Summer newsletter 2020
28 Aug 2020
Fewer changes, other species, and no more dates – the new HGNC guidelines have been released!
We are delighted to announce that we have published a comment article about updates to our nomenclature guidelines. The citation in Nature Genetics can be viewed in the ‘Publications’ section below. A summary of our latest guidelines can be found on our website.
The major reasons for recent updates to our guidelines are as follows: The world of genomics, especially clinical genomics, has moved on swiftly, since our guidelines were last in print in 2002. We had been making necessary updates to our online guidelines over the years, but these changes had not been published in a peer-reviewed journal. To support the world of clinical genomics, we have had a seismic shift in our philosophy away from “gene nomenclature should evolve with new technology rather than be restrictive as sometimes occurs when historical and single gene nomenclature systems are applied” to “the stability of gene symbols, particularly those associated with disease, is now a key priority”. The latest guidelines reflect this change and include reference in our main guidelines to the role of Vertebrate Gene Nomenclature Committee (VGNC) in assigning equivalent gene nomenclature to selected vertebrate species.
One key feature in our paper is a section explaining the scenarios that merit updates to HGNC nomenclature. We had not anticipated the social media storm that would occur in response to the news, mentioned in this section, that we had updated a set of gene symbols that were being auto-converted to dates when entered in Microsoft Excel.
We have been aware of this issue for many years and initially tried to publicise how to change settings in Excel to prevent the auto-conversion, but it became clear that we could not possibly reach everybody that uses Excel to list gene symbols. Our work with the Transforming Genetic Medicine Initiative (TGMI) project alerted us to the scale of the problem in clinical settings and our subsequent discussion with users and with our Scientific Advisory Board galvanised us to begin the process of seeking updates to these problematic symbols. Our initial consultation with the research community that publish on the genes in question had mixed results, and it took several rounds of communication before we went ahead throughout 2019 and changed all symbols beginning MARCH# to begin MARCHF#, all symbols beginning MARC# to MTARC# (MTARC1 and MTARC2), all symbols beginning SEPT# to SEPTIN#, and the symbol DEC1 to DELEC1.

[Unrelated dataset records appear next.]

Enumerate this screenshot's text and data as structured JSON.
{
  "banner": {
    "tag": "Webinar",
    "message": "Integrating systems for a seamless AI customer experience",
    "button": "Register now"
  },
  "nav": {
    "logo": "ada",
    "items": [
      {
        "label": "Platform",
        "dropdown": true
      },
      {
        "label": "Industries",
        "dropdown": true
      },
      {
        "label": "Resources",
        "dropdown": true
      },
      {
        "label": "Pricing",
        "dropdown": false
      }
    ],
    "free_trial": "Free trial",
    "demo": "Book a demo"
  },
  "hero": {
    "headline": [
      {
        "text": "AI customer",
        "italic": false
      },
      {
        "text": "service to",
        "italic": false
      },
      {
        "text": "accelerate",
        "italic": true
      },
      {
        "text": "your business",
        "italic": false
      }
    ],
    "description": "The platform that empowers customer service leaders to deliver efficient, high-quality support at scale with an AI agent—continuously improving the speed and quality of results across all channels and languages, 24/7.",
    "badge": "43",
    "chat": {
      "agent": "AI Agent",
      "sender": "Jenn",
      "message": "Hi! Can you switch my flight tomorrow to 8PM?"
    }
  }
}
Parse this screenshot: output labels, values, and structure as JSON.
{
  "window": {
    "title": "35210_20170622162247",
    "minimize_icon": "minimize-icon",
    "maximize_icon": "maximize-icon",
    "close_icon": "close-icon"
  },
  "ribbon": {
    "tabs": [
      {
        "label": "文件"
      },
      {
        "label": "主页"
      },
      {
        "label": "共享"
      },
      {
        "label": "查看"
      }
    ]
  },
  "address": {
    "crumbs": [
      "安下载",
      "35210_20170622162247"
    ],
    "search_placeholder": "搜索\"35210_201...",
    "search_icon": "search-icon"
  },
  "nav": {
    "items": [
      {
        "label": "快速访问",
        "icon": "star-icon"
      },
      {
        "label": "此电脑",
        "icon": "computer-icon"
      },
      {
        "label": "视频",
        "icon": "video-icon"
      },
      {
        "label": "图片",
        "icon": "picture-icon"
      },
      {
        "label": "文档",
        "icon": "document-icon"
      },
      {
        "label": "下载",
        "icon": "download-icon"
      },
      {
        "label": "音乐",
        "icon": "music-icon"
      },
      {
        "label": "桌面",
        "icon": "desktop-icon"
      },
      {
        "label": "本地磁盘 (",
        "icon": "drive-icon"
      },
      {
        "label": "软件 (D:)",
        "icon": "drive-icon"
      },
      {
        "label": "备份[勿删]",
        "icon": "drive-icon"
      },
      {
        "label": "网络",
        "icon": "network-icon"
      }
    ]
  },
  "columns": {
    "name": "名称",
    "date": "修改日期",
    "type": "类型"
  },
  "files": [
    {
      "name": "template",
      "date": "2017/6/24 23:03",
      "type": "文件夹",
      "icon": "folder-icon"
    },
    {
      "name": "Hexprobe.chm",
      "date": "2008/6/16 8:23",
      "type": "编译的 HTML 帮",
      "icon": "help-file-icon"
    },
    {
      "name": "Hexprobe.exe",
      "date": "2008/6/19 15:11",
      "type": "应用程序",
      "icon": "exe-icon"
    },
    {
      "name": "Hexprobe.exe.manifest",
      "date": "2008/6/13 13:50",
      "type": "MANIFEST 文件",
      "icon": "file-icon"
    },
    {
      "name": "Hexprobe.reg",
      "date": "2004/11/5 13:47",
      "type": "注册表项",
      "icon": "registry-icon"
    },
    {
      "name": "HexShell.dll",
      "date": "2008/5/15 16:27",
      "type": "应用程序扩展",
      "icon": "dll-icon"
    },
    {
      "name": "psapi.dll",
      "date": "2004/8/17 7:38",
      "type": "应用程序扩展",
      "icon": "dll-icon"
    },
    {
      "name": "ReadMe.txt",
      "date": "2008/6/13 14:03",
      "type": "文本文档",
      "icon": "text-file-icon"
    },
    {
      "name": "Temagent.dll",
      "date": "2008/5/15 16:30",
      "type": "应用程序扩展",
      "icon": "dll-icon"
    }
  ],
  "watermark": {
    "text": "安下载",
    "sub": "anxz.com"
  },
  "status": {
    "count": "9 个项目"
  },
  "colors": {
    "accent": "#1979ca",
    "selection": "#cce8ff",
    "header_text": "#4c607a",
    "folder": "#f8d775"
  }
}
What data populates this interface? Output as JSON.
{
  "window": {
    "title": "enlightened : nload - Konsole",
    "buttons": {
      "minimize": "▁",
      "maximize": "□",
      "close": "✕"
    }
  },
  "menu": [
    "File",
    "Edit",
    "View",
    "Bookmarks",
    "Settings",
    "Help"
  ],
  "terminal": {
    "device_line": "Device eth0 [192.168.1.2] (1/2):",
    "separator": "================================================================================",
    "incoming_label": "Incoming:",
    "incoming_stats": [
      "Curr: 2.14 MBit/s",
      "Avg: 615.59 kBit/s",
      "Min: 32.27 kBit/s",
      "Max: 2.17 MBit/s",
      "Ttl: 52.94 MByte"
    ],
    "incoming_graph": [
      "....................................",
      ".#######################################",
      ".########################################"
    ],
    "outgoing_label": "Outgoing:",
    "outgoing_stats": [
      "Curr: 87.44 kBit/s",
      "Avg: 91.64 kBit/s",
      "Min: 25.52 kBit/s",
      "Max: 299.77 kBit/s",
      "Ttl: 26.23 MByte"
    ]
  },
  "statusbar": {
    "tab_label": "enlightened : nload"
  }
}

The resulting tweets included elation: ‘THRILLED by this announcement’, ‘Finally good news for 2020’, ‘Welcome news for anyone who has worked with gene lists in Excel’, and incredulity: ‘I almost thought it’s a joke’, ‘Is this an out-of-season April fools joke?’. The response was big enough to catch the attention of journalists: the Verge website contacted us for comments ahead of their article and we were featured on at least 22 other news sites in a variety of languages. We were pleased that EMBL also featured our article in a news announcement, and we would also like to thank all of our newsletter readers who responded to the news of our publication. All of this media attention has resulted in a high Altmetric score and over 4,000 downloads of the guidelines paper!
Report tags are now searchable on genenames.org
There are three kinds of report tags that can appear at the top of genenames.org symbol reports:
Ambiguous – present if the locus type of the gene ambiguous, e.g. it is not certain whether the gene encodes a protein or is a pseudogene
Placeholder Symbol – present if the symbol is one of HGNC’s systematic placeholder symbols; applies to C#orf, KIAA# and FAM# symbol reports
Stable Symbol – present when the symbol has been reviewed by an HGNC curator and a decision has been made that the symbol should not be subject to future change (it is important to note that the lack of this tag does not mean that the HGNC considers all other symbols are subject to change)
We have recently made these report tags searchable via the ‘Applied filters’ function on genenames.org search results. The ‘Filter by symbol report tag’ is at the bottom of the filters. If you select ‘Gene symbol reports’ from under the ‘Gene data’ tab, you will get the full list of our symbol reports and be able to filter the 137 reports with an ‘Ambiguous’ tag, the 895 reports with a ‘Placeholder symbol’ tag and the 1773 reports with a ‘Stable’ tag.
100,000 approved VGNC gene symbols